Wilson Bailey Holmes-Ovcon (WBHO) has seen a significant decline in profit owing to anticipated losses on the Western Roads Upgrade (WRU) project, in Australia.
The construction group on Tuesday reported its financial results for the year ended June 30.
It was a mixed bag, with solid performances from the company’s African operations (including a tough South African market), as well as its UK operations.
However, the results were overshadowed by the recognition of a “significant provision” of about R500-million in respect of anticipated losses on the WRU project.
The WRU project is a single design and construct contract comprising eight separate work packages.
A misinterpretation of the technical specifications by the design consultants and the WBHO bidding team resulted in the under-estimation of the physical works required to complete the contract, leading to a provision for anticipated future costs to complete it.
WBHO said its current focus was on pursuing the contractual rights of the business. These comprised delay claims against the design consultants, as well as other delay claims and variations against the ultimate client, the Roads Corporations of Victoria.
A specialist third-party consultant has assisted in compiling the claim against the design consultants and it is expected that this claim will be submitted within the next month.
WBHO CEO Louwtjie Nel said he believed the full extent of the potential loss had been recognised with the information currently available.
WBHO on Tuesday reported a 16% increase in group revenue for the year ended June 30, to R40.6-billion, compared with the previous financial year, owing largely to the first-time consolidation of WBHO’s UK operations.
However, the impact of the losses provided for on the WRU contract is evident in the overall decline of 46% in operating profit before non-trading items, from R1-billion to R561-million.
The operating margin of the group decreased from 3.1% to 1.4%.
The group order book at June 30 decreased by 4%, from R49-billion to R47-billion.
The June number comprises a 39% and 8% increase in the order books of the roads and earthworks and building and civil engineering divisions, respectively, a 16% decrease in the order book of Australia and a 21% increase in the order book of the UK operations, following the inclusion of the order book of Russells Limited.
Looking ahead, Nel said a number of South African State-owned enterprises (SOEs) – Airports Company South Africa, Eskom, Transnet and the South African National Roads Agency – had been advertising construction contracts worth around R20-billion.
“This is the first time we see this in how many years. We really need some good news in the industry right now.”
Nel believed the re-emergence of large-scale public infrastructure projects could result in an improvement in the local construction environment over the medium term.
However, the capacity of the local industry as a whole has been decimated, with the spate of corporate failures and exits from the construction market resulting in minimal training within the sector and a significant emigration of skills.
On a more positive note, Nel said government had made progress in restoring good governance within SOEs, noting that future opportunities exist for well-run midtier and emerging construction businesses to grow and fill the gap left by the spate of corporate exits.

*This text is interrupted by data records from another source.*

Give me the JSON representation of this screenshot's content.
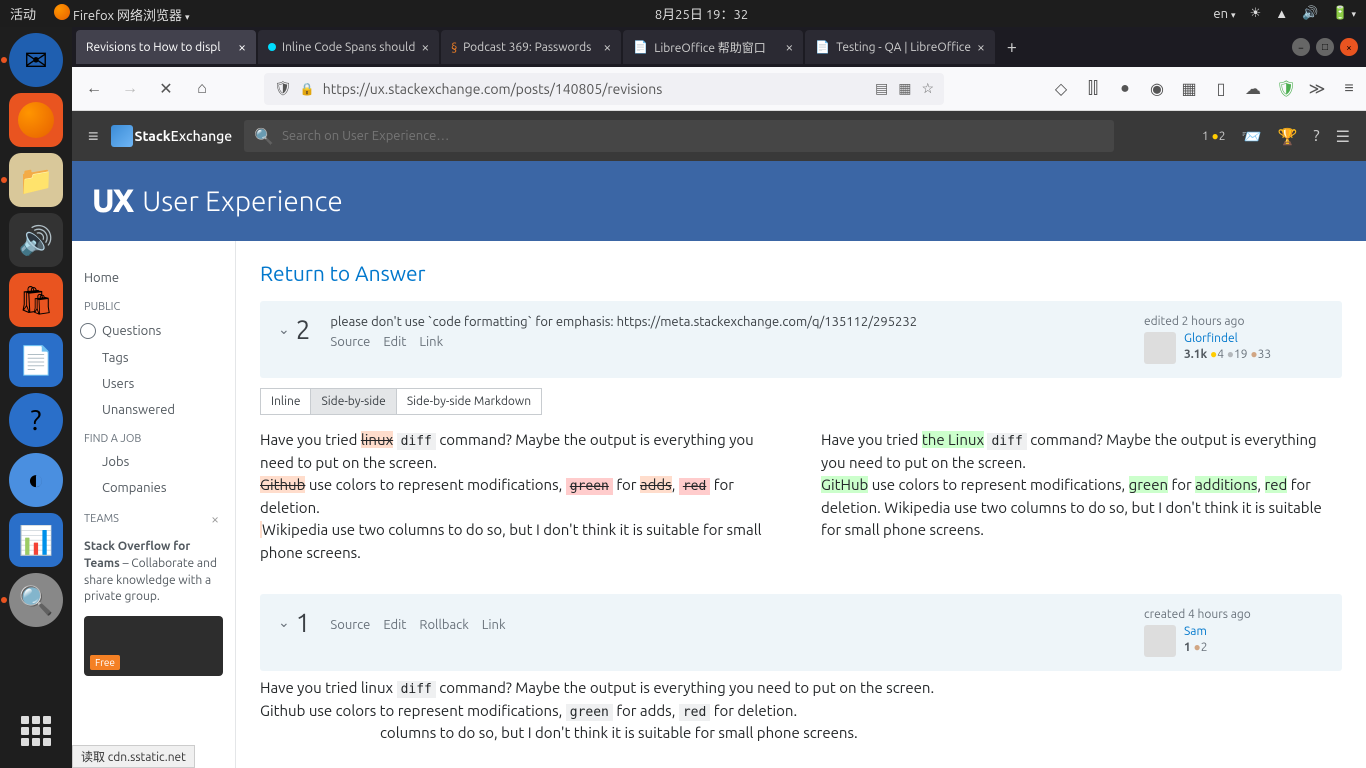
{
  "ubuntu": {
    "activities": "活动",
    "app_name": "Firefox 网络浏览器",
    "datetime": "8月25日  19：32",
    "lang": "en"
  },
  "tabs": {
    "t1": "Revisions to How to displ",
    "t2": "Inline Code Spans should",
    "t3": "Podcast 369: Passwords",
    "t4": "LibreOffice 帮助窗口",
    "t5": "Testing - QA | LibreOffice"
  },
  "url": "https://ux.stackexchange.com/posts/140805/revisions",
  "se": {
    "logo": "Exchange",
    "logo_pre": "Stack",
    "search_ph": "Search on User Experience…",
    "rep": "1",
    "bronze": "2"
  },
  "ux": {
    "title": "User Experience"
  },
  "nav": {
    "home": "Home",
    "public": "PUBLIC",
    "questions": "Questions",
    "tags": "Tags",
    "users": "Users",
    "unanswered": "Unanswered",
    "findjob": "FIND A JOB",
    "jobs": "Jobs",
    "companies": "Companies",
    "teams": "TEAMS",
    "teams_title": "Stack Overflow for Teams",
    "teams_desc": " – Collaborate and share knowledge with a private group.",
    "free": "Free"
  },
  "page": {
    "return": "Return to Answer"
  },
  "rev2": {
    "num": "2",
    "comment": "please don't use `code formatting` for emphasis: https://meta.stackexchange.com/q/135112/295232",
    "source": "Source",
    "edit": "Edit",
    "link": "Link",
    "edited": "edited 2 hours ago",
    "user": "Glorfindel",
    "rep": "3.1k",
    "gold": "4",
    "silver": "19",
    "bronze": "33"
  },
  "tabs_diff": {
    "inline": "Inline",
    "sbs": "Side-by-side",
    "sbsm": "Side-by-side Markdown"
  },
  "diff": {
    "l1a": "Have you tried ",
    "l1_del1": "linux",
    "l1b": " ",
    "l1_code": "diff",
    "l1c": " command? Maybe the output is everything you need to put on the screen.",
    "l2_del1": "Github",
    "l2a": " use colors to represent modifications, ",
    "l2_del2": "green",
    "l2b": " for ",
    "l2_del3": "adds",
    "l2c": ", ",
    "l2_del4": "red",
    "l2d": " for deletion.",
    "l3": " Wikipedia use two columns to do so, but I don't think it is suitable for small phone screens.",
    "r1a": "Have you tried ",
    "r1_ins1": "the Linux",
    "r1b": " ",
    "r1_code": "diff",
    "r1c": " command? Maybe the output is everything you need to put on the screen.",
    "r2_ins1": "GitHub",
    "r2a": " use colors to represent modifications, ",
    "r2_ins2": "green",
    "r2b": " for ",
    "r2_ins3": "additions",
    "r2c": ", ",
    "r2_ins4": "red",
    "r2d": " for deletion. Wikipedia use two columns to do so, but I don't think it is suitable for small phone screens."
  },
  "rev1": {
    "num": "1",
    "source": "Source",
    "edit": "Edit",
    "rollback": "Rollback",
    "link": "Link",
    "created": "created 4 hours ago",
    "user": "Sam",
    "rep": "1",
    "bronze": "2"
  },
  "orig": {
    "l1a": "Have you tried linux ",
    "l1_code": "diff",
    "l1b": " command? Maybe the output is everything you need to put on the screen.",
    "l2a": "Github use colors to represent modifications, ",
    "l2_c1": "green",
    "l2b": " for adds, ",
    "l2_c2": "red",
    "l2c": " for deletion.",
    "l3": "columns to do so, but I don't think it is suitable for small phone screens."
  },
  "status": "读取 cdn.sstatic.net"
}
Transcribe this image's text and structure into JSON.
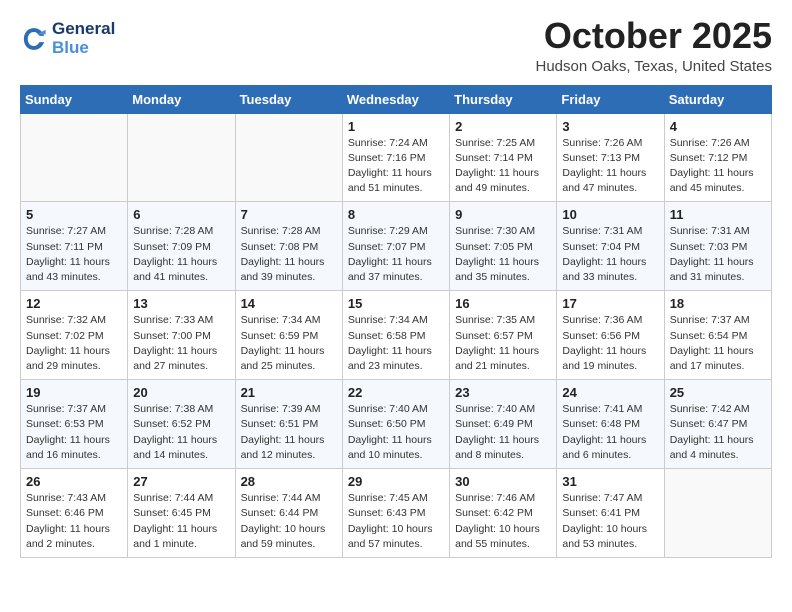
{
  "header": {
    "logo_line1": "General",
    "logo_line2": "Blue",
    "month": "October 2025",
    "location": "Hudson Oaks, Texas, United States"
  },
  "days_of_week": [
    "Sunday",
    "Monday",
    "Tuesday",
    "Wednesday",
    "Thursday",
    "Friday",
    "Saturday"
  ],
  "weeks": [
    [
      {
        "day": "",
        "sunrise": "",
        "sunset": "",
        "daylight": ""
      },
      {
        "day": "",
        "sunrise": "",
        "sunset": "",
        "daylight": ""
      },
      {
        "day": "",
        "sunrise": "",
        "sunset": "",
        "daylight": ""
      },
      {
        "day": "1",
        "sunrise": "Sunrise: 7:24 AM",
        "sunset": "Sunset: 7:16 PM",
        "daylight": "Daylight: 11 hours and 51 minutes."
      },
      {
        "day": "2",
        "sunrise": "Sunrise: 7:25 AM",
        "sunset": "Sunset: 7:14 PM",
        "daylight": "Daylight: 11 hours and 49 minutes."
      },
      {
        "day": "3",
        "sunrise": "Sunrise: 7:26 AM",
        "sunset": "Sunset: 7:13 PM",
        "daylight": "Daylight: 11 hours and 47 minutes."
      },
      {
        "day": "4",
        "sunrise": "Sunrise: 7:26 AM",
        "sunset": "Sunset: 7:12 PM",
        "daylight": "Daylight: 11 hours and 45 minutes."
      }
    ],
    [
      {
        "day": "5",
        "sunrise": "Sunrise: 7:27 AM",
        "sunset": "Sunset: 7:11 PM",
        "daylight": "Daylight: 11 hours and 43 minutes."
      },
      {
        "day": "6",
        "sunrise": "Sunrise: 7:28 AM",
        "sunset": "Sunset: 7:09 PM",
        "daylight": "Daylight: 11 hours and 41 minutes."
      },
      {
        "day": "7",
        "sunrise": "Sunrise: 7:28 AM",
        "sunset": "Sunset: 7:08 PM",
        "daylight": "Daylight: 11 hours and 39 minutes."
      },
      {
        "day": "8",
        "sunrise": "Sunrise: 7:29 AM",
        "sunset": "Sunset: 7:07 PM",
        "daylight": "Daylight: 11 hours and 37 minutes."
      },
      {
        "day": "9",
        "sunrise": "Sunrise: 7:30 AM",
        "sunset": "Sunset: 7:05 PM",
        "daylight": "Daylight: 11 hours and 35 minutes."
      },
      {
        "day": "10",
        "sunrise": "Sunrise: 7:31 AM",
        "sunset": "Sunset: 7:04 PM",
        "daylight": "Daylight: 11 hours and 33 minutes."
      },
      {
        "day": "11",
        "sunrise": "Sunrise: 7:31 AM",
        "sunset": "Sunset: 7:03 PM",
        "daylight": "Daylight: 11 hours and 31 minutes."
      }
    ],
    [
      {
        "day": "12",
        "sunrise": "Sunrise: 7:32 AM",
        "sunset": "Sunset: 7:02 PM",
        "daylight": "Daylight: 11 hours and 29 minutes."
      },
      {
        "day": "13",
        "sunrise": "Sunrise: 7:33 AM",
        "sunset": "Sunset: 7:00 PM",
        "daylight": "Daylight: 11 hours and 27 minutes."
      },
      {
        "day": "14",
        "sunrise": "Sunrise: 7:34 AM",
        "sunset": "Sunset: 6:59 PM",
        "daylight": "Daylight: 11 hours and 25 minutes."
      },
      {
        "day": "15",
        "sunrise": "Sunrise: 7:34 AM",
        "sunset": "Sunset: 6:58 PM",
        "daylight": "Daylight: 11 hours and 23 minutes."
      },
      {
        "day": "16",
        "sunrise": "Sunrise: 7:35 AM",
        "sunset": "Sunset: 6:57 PM",
        "daylight": "Daylight: 11 hours and 21 minutes."
      },
      {
        "day": "17",
        "sunrise": "Sunrise: 7:36 AM",
        "sunset": "Sunset: 6:56 PM",
        "daylight": "Daylight: 11 hours and 19 minutes."
      },
      {
        "day": "18",
        "sunrise": "Sunrise: 7:37 AM",
        "sunset": "Sunset: 6:54 PM",
        "daylight": "Daylight: 11 hours and 17 minutes."
      }
    ],
    [
      {
        "day": "19",
        "sunrise": "Sunrise: 7:37 AM",
        "sunset": "Sunset: 6:53 PM",
        "daylight": "Daylight: 11 hours and 16 minutes."
      },
      {
        "day": "20",
        "sunrise": "Sunrise: 7:38 AM",
        "sunset": "Sunset: 6:52 PM",
        "daylight": "Daylight: 11 hours and 14 minutes."
      },
      {
        "day": "21",
        "sunrise": "Sunrise: 7:39 AM",
        "sunset": "Sunset: 6:51 PM",
        "daylight": "Daylight: 11 hours and 12 minutes."
      },
      {
        "day": "22",
        "sunrise": "Sunrise: 7:40 AM",
        "sunset": "Sunset: 6:50 PM",
        "daylight": "Daylight: 11 hours and 10 minutes."
      },
      {
        "day": "23",
        "sunrise": "Sunrise: 7:40 AM",
        "sunset": "Sunset: 6:49 PM",
        "daylight": "Daylight: 11 hours and 8 minutes."
      },
      {
        "day": "24",
        "sunrise": "Sunrise: 7:41 AM",
        "sunset": "Sunset: 6:48 PM",
        "daylight": "Daylight: 11 hours and 6 minutes."
      },
      {
        "day": "25",
        "sunrise": "Sunrise: 7:42 AM",
        "sunset": "Sunset: 6:47 PM",
        "daylight": "Daylight: 11 hours and 4 minutes."
      }
    ],
    [
      {
        "day": "26",
        "sunrise": "Sunrise: 7:43 AM",
        "sunset": "Sunset: 6:46 PM",
        "daylight": "Daylight: 11 hours and 2 minutes."
      },
      {
        "day": "27",
        "sunrise": "Sunrise: 7:44 AM",
        "sunset": "Sunset: 6:45 PM",
        "daylight": "Daylight: 11 hours and 1 minute."
      },
      {
        "day": "28",
        "sunrise": "Sunrise: 7:44 AM",
        "sunset": "Sunset: 6:44 PM",
        "daylight": "Daylight: 10 hours and 59 minutes."
      },
      {
        "day": "29",
        "sunrise": "Sunrise: 7:45 AM",
        "sunset": "Sunset: 6:43 PM",
        "daylight": "Daylight: 10 hours and 57 minutes."
      },
      {
        "day": "30",
        "sunrise": "Sunrise: 7:46 AM",
        "sunset": "Sunset: 6:42 PM",
        "daylight": "Daylight: 10 hours and 55 minutes."
      },
      {
        "day": "31",
        "sunrise": "Sunrise: 7:47 AM",
        "sunset": "Sunset: 6:41 PM",
        "daylight": "Daylight: 10 hours and 53 minutes."
      },
      {
        "day": "",
        "sunrise": "",
        "sunset": "",
        "daylight": ""
      }
    ]
  ]
}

There is, however, concern that unrest and disruptions from communities, business forums and taxi associations have become commonplace and increasingly violent.
“This unlawful activity needs urgent government intervention,” said Nel. “There is a general state of lawlessness in the country.
“We cannot start a project these days without interference. So-called business forums wanting money are the biggest problem, as well as the threats levelled against staff.”
Looking abroad, the Australian construction market is expected to remain buoyant for some time. In the UK, while the potential impact of Brexit remains unknown, WBHO has successfully turned around the Byrne Group, and the Russells businesses are benefiting from strong market conditions in Manchester.